CHINA REGULATORY RISK
After allowing Chinese technology companies relatively free rein to operate, innovate and build industry leading platforms for the last two decades, Chinese regulators have increased its scrutiny in a meaningful way. Initially in 2020 the Ant Financial IPO was pulled at the last minute, but we have now seen further tightening in sectors such as ecommerce, payments, food delivery, ride hailing and more recently education and music streaming platforms. While the increased scrutiny is partially regulators playing catchup, the reach of the Chinese communist government and the lack of recourse for these companies against a judgement, has shaken the investment community and resulted in a fierce market sell off.
In the United States (U.S.), scrutiny over U.S. listed Chinese companies have continued with bipartisan support, with the recent Didi IPO scandal further infuriating U.S. law makers. While the operational impact on the Chinese BAT (Baidu, Alibaba, Tencent) companies remains somewhat limited, the market appears to be pricing in further restrictive regulation to emerge in future. The question remains however, whether regulators will stint the growth of these companies and reduce the positive economic and technological contributions they make to the Chinese economy, or whether regulators are only playing catchup and trying to create a more equal competitive landscape.
The heavy hand of the Chinese regulator in the after-school tutoring market in China also sparked renewed fears regarding the use of Variable Interest Entities (VIEs), which resulted in a steep decline in Naspers/Prosus during the month.

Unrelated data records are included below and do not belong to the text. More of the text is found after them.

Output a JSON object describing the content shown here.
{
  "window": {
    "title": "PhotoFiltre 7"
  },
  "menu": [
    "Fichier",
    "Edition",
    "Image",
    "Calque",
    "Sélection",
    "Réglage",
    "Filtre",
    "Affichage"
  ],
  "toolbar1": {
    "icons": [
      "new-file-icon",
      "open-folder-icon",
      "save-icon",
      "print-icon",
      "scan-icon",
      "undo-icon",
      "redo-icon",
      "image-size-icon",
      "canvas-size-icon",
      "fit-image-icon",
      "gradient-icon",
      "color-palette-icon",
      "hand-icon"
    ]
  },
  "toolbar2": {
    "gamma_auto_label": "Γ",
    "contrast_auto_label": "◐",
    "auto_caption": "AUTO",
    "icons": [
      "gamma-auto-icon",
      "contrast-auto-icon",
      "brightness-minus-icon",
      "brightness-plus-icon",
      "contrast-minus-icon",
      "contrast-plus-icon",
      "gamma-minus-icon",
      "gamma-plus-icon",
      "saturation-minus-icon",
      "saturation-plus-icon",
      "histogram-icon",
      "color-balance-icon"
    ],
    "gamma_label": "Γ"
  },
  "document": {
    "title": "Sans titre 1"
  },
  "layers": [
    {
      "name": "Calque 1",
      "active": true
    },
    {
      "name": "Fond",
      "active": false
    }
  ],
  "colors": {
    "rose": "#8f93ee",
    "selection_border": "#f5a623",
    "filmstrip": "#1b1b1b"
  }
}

The focal point in the oil market was the OPEC+ meeting outcome at the start of the month. The meeting ended at an impasse, with the UAE said to be requesting a higher production baseline. Oil prices became volatile as the impasse stoked fears of a market share war, such as that in April 2020, while the lack of an agreement continued to tighten markets as inventories draw down. A compromise was agreed to two weeks later, where OPEC+ members would gradually increase production for the remainder of the year.
Further Covid-19 waves remain a downside risk for oil demand and the OPEC+ agreement aims to limit the fallout in such a scenario by keeping the market in a mild deficit. US shale producers are cautiously adding oil rigs, looking to benefit from higher prices, while staying watchful of the OPEC+ spare capacity threat.

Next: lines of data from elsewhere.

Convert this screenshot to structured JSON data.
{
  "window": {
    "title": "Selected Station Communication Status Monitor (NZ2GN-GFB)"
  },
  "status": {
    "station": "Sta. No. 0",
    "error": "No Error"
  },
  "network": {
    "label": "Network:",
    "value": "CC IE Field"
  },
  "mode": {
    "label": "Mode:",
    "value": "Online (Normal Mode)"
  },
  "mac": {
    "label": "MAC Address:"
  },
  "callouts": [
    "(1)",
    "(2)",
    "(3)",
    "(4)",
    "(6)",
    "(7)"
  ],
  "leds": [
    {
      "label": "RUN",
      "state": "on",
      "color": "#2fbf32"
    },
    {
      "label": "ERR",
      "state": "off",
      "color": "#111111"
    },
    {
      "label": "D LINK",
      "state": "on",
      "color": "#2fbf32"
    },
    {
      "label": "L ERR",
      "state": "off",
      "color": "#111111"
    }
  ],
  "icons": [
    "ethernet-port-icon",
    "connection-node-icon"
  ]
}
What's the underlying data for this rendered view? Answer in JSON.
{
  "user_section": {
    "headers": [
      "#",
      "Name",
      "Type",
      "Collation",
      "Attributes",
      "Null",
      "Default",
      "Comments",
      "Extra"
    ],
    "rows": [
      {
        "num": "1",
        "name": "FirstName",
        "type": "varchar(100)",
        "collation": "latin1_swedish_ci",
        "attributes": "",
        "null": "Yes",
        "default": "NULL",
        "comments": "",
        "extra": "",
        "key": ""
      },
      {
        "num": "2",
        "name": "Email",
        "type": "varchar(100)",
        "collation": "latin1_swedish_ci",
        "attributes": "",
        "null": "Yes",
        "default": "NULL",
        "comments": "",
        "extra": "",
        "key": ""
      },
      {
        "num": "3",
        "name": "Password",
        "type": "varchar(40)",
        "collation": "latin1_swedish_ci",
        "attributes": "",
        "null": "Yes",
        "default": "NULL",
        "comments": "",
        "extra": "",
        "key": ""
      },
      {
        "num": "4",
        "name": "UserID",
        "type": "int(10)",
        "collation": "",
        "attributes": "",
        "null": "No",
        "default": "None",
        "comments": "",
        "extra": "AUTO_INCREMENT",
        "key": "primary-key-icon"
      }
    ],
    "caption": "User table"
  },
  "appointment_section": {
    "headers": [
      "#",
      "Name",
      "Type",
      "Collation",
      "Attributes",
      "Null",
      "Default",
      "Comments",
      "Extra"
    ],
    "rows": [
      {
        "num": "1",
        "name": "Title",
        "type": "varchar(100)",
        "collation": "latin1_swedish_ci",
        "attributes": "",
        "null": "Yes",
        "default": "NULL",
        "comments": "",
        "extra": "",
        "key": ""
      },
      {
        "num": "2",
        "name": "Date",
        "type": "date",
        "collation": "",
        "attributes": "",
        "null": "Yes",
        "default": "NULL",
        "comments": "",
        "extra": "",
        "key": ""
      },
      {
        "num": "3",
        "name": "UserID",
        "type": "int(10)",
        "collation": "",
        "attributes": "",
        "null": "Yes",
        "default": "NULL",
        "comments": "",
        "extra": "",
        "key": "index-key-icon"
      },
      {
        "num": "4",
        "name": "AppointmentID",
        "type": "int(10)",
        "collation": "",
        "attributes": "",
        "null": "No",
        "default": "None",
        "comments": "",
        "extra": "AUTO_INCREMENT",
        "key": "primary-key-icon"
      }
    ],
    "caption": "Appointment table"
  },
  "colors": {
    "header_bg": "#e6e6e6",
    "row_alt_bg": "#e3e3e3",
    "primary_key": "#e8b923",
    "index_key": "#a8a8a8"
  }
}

HOUSE PRICE INFLATION – IS IT DIFFERENT THIS TIME?
In the U.S., we have seen many affluent consumers managing to materially increase their savings recently, stemming from the combination of stimulus cheques received and limited avenues for spending given lockdown restrictions, in addition to the sharp recovery in financial markets. This accumulation of savings combined with ultra-supportive monetary policy, where homebuyers can lock in 2-3% fixed rate 30-year mortgages, has resulted in insatiable demand for housing.
The latest median sales price of an existing home was up 27.3% in June versus a year earlier in the U.S., a remarkably high number. In the United Kingdom, house prices were up 13.4% in June versus a year earlier. This was the largest increase since November 2004. So far in the U.S., supply has yet to catch up with demand, which saw lumber prices reach a record high of $1,670 per thousand board feet more recently. The work from home movement has also caused a shift of demand from inner city homes to surrounding suburbs. A softer housing market will be a key performance indicator going forward to assess the trajectory of the economic recovery in the U.S.

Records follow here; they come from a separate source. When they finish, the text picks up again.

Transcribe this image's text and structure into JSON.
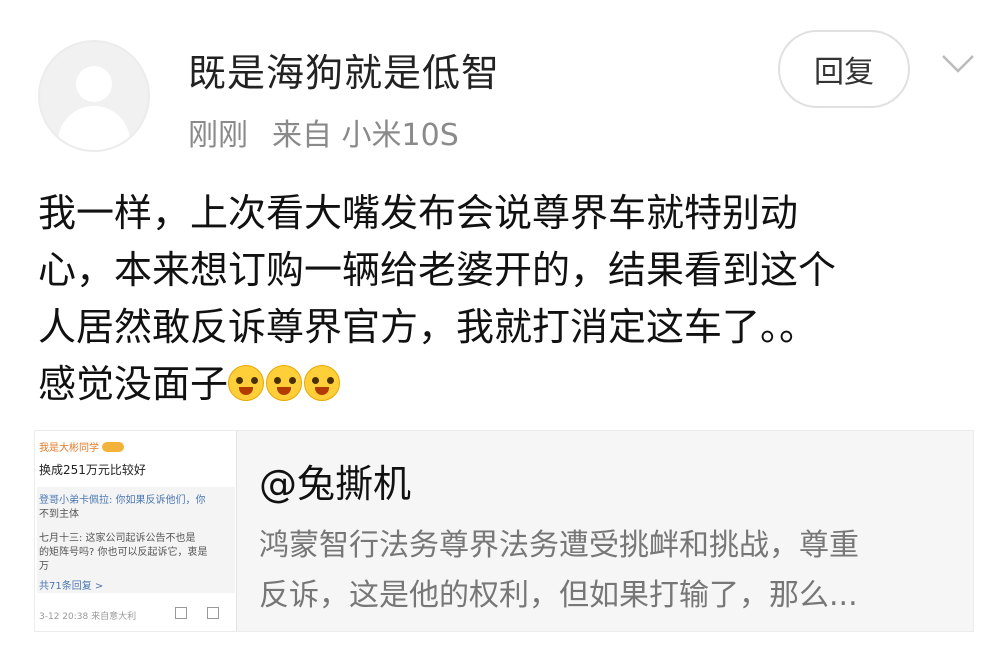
{
  "post": {
    "username": "既是海狗就是低智",
    "time": "刚刚",
    "source": "来自 小米10S",
    "reply_label": "回复",
    "content_lines": [
      "我一样，上次看大嘴发布会说尊界车就特别动",
      "心，本来想订购一辆给老婆开的，结果看到这个",
      "人居然敢反诉尊界官方，我就打消定这车了。。",
      "感觉没面子"
    ],
    "emojis": [
      "crying-face",
      "crying-face",
      "crying-face"
    ]
  },
  "card": {
    "title": "@兔撕机",
    "desc_lines": [
      "鸿蒙智行法务尊界法务遭受挑衅和挑战，尊重",
      "反诉，这是他的权利，但如果打输了，那么..."
    ],
    "thumb": {
      "user": "我是大彬同学",
      "line1": "换成251万元比较好",
      "reply1": "登哥小弟卡佩拉: 你如果反诉他们，你",
      "reply1b": "不到主体",
      "reply2": "七月十三: 这家公司起诉公告不也是",
      "reply2b": "的矩阵号吗? 你也可以反起诉它，衷是",
      "reply2c": "万",
      "more": "共71条回复 >",
      "footer": "3-12 20:38 来自意大利"
    }
  }
}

CIVIL UNREST AND LOOTING
The civil unrest that took place in South Africa in the month of July 2021 left a significant dent in the economy, notably in the property sector. Several shopping centres, industrial properties (warehouses and storage facilities) and educational facilities, located primarily in Kwazulu-Natal and Gauteng, experienced significant trading interruptions due to looting and civil unrest.
In the week of July 12th, the All Property Index (J803) fell 5% from its highs of the previous week. REITS with retail properties in the affected regions were slow to announce the impact it had on their premises. Most have not yet quantified the damage sustained given the lengthy clean-up process required. SAPOA’s published preliminary estimates of the damaged caused currently stands at an unsettling R50bn impact on national GDP. The count of retailers’ stores impacted and damaged stood at 1,787 stores including 200 shopping centres, excluding vehicles.
The extent of insurance cover across the retailers and landlords will be company specific as some may have reduced cover to cut costs amid the pandemic. Landlords are challenged by both the foregone rent for the period that properties are repaired, as well as costs for the repairs (to the extent not covered by insurance or SASRIA).
Property owners who suffered severe damage during the unrest are entitled to some relief as municipalities are obliged to adjust valuations of affected properties according to legal provisions. These reassessments of valuations will be informed by the extent of the damage and the expected time to repair the properties. Once repairs are completed, properties will be revalued again.
SASRIA appears to have extensive catastrophe reinsurance in place which is triggered for events where damage exceeds R500m. This reinsurance is placed with large, global reinsurers including Swiss Re, Lloyds, Hannover RE, Munich RE, and SCOR Africa.
The outlook for the property sector over the medium to long-term remains opaque as it is dependent on the amount of time it will take to restore buildings and tenant trading back to historic norms.